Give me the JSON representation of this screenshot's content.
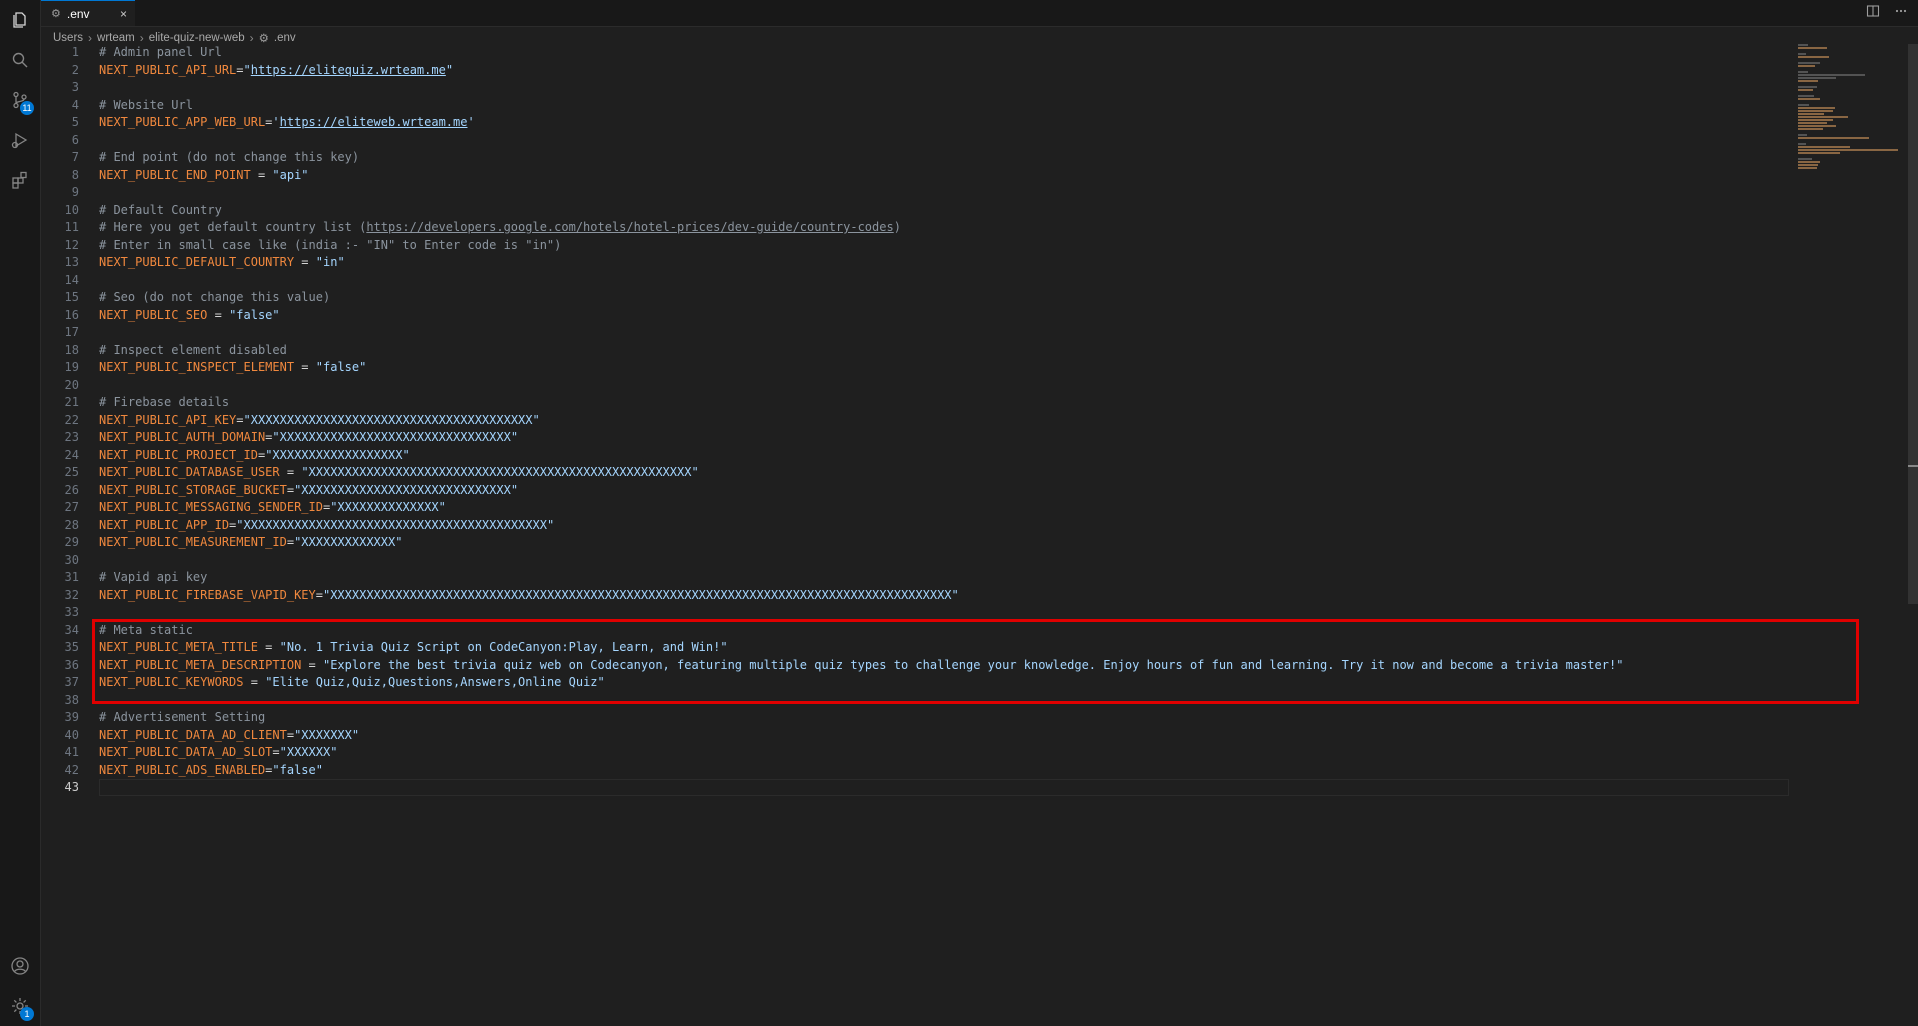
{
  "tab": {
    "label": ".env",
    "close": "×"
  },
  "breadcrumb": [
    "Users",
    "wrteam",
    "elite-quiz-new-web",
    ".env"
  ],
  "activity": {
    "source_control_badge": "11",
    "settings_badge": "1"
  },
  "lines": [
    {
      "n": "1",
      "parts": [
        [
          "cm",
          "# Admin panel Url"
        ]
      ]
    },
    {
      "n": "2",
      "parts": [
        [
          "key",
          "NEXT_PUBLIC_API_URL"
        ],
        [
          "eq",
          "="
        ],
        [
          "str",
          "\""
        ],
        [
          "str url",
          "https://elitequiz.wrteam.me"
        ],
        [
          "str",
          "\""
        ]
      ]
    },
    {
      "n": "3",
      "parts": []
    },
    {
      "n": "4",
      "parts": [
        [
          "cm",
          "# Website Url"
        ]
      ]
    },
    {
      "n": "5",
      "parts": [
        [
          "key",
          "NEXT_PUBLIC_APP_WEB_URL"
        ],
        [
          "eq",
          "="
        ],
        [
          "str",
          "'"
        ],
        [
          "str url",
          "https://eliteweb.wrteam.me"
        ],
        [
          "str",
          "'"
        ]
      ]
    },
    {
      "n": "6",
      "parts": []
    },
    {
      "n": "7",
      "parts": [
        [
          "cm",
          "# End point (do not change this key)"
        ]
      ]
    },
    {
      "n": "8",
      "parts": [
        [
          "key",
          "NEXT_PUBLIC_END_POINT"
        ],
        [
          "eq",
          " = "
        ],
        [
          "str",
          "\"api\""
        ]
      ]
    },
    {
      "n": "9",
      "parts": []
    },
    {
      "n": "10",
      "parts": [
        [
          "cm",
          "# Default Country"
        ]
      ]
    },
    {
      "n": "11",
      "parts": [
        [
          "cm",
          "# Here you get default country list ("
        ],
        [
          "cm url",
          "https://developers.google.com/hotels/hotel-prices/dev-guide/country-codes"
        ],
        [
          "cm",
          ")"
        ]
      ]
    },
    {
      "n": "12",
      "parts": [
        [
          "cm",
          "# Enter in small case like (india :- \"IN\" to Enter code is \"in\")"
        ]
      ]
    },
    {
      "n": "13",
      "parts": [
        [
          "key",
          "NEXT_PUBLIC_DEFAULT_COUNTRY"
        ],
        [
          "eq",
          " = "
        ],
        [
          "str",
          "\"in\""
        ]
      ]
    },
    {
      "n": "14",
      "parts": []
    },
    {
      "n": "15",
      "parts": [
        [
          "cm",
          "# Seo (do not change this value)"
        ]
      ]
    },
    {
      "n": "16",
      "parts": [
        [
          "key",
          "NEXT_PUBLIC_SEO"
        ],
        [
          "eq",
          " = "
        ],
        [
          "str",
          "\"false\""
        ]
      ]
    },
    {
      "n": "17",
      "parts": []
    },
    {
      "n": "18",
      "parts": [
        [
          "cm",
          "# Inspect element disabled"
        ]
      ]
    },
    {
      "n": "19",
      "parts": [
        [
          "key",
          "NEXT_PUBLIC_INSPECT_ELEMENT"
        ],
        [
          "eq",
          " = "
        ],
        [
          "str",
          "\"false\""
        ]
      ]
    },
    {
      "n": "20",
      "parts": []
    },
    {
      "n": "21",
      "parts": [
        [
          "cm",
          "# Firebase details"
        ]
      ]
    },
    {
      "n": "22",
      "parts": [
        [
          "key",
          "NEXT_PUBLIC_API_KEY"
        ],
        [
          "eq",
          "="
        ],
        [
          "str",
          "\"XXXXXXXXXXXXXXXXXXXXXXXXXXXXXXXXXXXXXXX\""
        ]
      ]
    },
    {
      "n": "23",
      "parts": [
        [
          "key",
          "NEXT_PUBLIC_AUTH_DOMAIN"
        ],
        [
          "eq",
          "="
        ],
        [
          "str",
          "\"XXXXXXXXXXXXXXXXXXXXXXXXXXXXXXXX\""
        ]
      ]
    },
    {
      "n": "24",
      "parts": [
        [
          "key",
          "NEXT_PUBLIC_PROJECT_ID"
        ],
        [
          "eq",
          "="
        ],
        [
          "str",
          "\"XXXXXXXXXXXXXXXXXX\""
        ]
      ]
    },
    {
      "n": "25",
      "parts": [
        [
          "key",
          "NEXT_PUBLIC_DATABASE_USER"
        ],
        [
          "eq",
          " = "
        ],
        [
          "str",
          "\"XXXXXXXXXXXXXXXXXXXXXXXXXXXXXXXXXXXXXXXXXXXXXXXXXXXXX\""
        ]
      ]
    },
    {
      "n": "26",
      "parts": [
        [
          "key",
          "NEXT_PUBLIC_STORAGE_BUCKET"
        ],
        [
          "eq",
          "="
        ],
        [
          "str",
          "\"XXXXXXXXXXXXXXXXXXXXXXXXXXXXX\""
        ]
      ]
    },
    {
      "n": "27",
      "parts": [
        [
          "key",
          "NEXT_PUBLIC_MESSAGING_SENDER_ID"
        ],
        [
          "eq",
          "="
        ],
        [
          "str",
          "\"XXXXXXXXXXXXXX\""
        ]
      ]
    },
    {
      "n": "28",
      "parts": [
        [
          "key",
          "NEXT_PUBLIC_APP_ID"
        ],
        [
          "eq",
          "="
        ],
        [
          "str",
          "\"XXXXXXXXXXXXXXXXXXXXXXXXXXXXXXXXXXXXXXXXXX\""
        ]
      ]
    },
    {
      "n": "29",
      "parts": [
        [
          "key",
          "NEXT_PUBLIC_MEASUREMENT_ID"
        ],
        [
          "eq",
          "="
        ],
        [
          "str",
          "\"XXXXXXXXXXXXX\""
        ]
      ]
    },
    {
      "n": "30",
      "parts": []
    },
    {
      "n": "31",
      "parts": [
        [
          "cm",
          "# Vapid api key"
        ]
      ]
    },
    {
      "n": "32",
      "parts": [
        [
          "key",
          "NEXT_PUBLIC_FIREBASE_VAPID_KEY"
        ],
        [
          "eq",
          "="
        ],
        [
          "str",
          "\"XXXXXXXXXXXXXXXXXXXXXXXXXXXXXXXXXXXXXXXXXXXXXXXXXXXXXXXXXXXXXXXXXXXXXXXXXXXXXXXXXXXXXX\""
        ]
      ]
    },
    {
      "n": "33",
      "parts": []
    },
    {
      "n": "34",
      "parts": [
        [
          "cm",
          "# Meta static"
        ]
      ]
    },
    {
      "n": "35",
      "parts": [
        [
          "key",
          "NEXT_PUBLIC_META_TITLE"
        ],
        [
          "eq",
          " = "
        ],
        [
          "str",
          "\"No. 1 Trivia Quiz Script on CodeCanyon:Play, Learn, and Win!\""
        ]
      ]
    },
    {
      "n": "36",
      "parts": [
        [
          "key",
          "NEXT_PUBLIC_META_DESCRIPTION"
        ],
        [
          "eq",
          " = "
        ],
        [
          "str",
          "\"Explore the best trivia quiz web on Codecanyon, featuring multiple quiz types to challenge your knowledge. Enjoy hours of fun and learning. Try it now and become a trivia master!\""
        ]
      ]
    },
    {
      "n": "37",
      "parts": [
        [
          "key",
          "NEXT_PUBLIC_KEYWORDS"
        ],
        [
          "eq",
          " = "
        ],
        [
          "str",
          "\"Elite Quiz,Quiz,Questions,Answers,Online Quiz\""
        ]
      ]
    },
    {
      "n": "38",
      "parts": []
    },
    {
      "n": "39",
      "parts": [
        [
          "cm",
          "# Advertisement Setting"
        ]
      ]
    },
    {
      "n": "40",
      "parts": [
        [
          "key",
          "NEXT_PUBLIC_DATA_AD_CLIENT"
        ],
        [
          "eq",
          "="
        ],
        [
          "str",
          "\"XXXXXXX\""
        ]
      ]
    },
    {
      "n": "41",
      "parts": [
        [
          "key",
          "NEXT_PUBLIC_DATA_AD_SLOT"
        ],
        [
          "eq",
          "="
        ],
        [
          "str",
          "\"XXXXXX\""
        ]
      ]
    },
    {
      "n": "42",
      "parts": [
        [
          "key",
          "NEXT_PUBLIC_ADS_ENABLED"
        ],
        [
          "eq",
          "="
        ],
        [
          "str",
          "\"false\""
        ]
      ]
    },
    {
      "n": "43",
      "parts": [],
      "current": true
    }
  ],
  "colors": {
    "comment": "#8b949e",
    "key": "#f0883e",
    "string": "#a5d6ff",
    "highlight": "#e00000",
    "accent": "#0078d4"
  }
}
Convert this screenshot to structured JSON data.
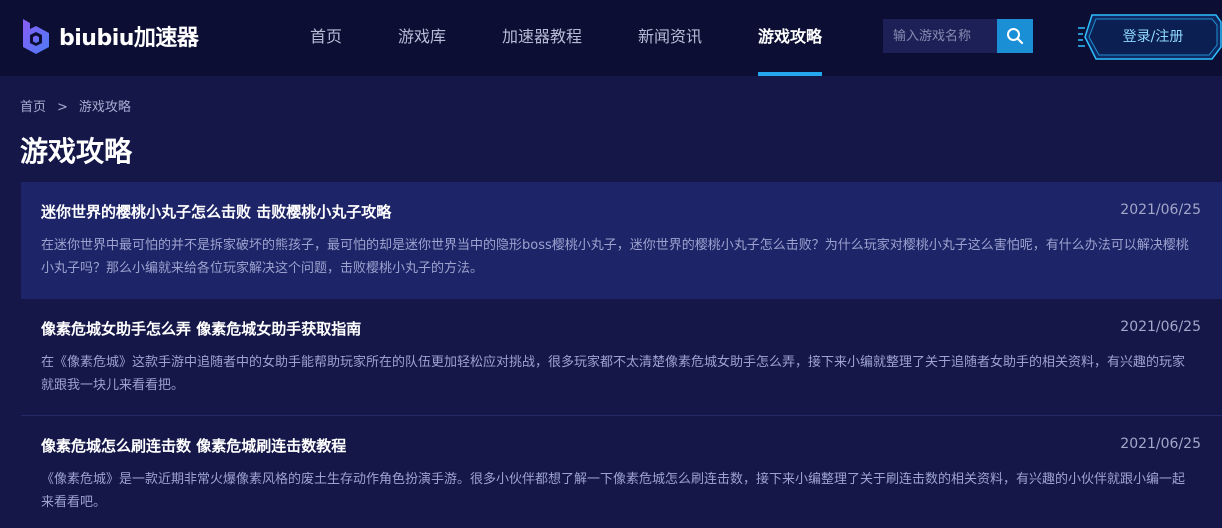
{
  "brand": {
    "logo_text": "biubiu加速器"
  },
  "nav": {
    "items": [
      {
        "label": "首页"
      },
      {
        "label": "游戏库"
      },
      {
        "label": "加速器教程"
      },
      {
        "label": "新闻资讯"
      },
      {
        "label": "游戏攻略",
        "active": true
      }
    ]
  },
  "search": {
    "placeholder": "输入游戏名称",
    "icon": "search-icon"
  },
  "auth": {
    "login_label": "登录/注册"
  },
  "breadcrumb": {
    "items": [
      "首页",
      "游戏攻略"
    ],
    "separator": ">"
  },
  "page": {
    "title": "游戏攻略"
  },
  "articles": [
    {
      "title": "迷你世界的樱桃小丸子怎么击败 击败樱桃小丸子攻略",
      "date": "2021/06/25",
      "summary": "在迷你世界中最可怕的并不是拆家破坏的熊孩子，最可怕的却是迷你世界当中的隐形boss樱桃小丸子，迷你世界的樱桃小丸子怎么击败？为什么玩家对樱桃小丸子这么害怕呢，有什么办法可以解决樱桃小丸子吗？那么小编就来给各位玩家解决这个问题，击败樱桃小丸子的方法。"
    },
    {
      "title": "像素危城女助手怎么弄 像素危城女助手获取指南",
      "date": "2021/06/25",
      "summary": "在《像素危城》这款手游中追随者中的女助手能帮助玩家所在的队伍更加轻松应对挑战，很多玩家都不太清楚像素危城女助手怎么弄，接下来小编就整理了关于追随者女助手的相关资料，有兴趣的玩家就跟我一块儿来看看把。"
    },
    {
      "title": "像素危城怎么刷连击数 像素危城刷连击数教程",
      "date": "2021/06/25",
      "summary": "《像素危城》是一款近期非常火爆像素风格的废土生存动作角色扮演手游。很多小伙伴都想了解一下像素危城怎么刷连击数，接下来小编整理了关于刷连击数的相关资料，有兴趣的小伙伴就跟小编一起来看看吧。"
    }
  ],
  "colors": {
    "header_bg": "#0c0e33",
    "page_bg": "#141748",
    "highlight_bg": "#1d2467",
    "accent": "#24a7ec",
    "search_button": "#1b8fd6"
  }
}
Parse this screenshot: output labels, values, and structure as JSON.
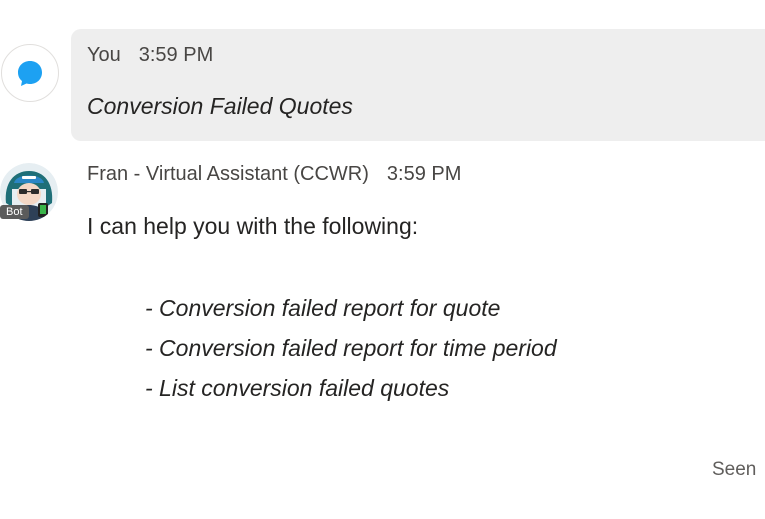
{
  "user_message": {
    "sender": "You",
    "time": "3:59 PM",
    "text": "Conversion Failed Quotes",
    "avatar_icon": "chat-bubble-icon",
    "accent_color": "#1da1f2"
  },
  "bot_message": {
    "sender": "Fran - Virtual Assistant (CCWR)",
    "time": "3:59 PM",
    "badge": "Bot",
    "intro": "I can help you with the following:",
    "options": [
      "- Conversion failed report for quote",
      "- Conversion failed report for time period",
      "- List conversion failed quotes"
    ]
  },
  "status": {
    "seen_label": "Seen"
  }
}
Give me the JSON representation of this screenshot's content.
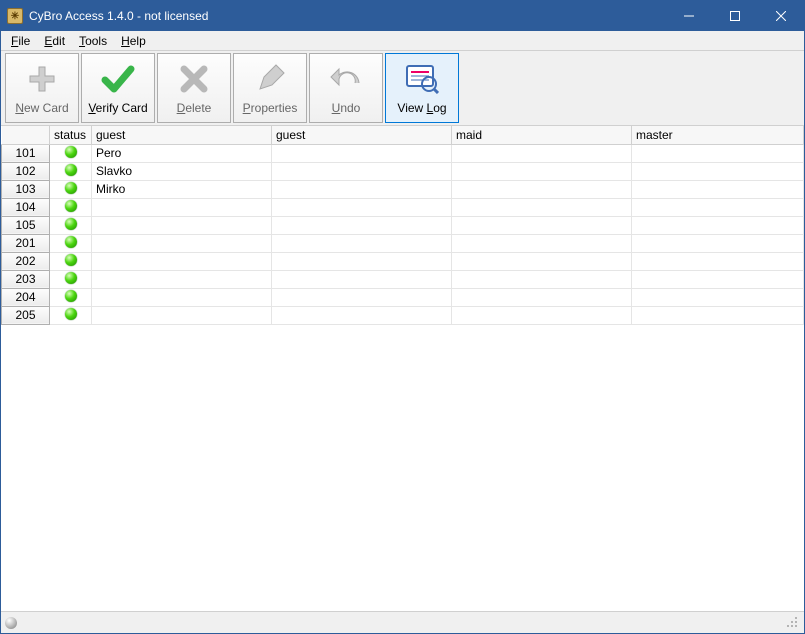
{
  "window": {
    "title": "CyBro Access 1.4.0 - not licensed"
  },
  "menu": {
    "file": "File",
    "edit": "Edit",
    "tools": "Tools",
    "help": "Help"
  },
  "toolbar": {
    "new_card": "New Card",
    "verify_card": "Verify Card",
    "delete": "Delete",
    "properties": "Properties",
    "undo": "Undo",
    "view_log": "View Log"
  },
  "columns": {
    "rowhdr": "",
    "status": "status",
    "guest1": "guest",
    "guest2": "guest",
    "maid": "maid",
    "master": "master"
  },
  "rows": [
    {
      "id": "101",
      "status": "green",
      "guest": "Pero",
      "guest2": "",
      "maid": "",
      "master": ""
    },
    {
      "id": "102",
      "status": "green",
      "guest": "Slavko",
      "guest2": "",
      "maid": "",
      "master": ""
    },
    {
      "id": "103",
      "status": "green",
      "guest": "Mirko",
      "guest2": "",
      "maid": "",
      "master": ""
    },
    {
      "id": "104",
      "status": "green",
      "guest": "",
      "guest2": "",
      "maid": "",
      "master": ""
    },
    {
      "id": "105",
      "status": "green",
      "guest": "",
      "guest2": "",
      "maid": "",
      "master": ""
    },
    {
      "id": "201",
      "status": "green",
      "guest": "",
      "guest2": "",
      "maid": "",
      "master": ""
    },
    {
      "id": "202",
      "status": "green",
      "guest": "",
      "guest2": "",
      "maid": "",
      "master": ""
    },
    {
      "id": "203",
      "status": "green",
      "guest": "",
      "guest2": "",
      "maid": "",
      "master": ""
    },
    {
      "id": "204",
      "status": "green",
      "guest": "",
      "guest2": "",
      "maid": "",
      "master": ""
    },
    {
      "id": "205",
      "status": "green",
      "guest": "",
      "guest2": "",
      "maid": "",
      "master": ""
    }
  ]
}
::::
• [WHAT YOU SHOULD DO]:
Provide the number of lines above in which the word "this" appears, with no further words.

• [RESPONSE]:
6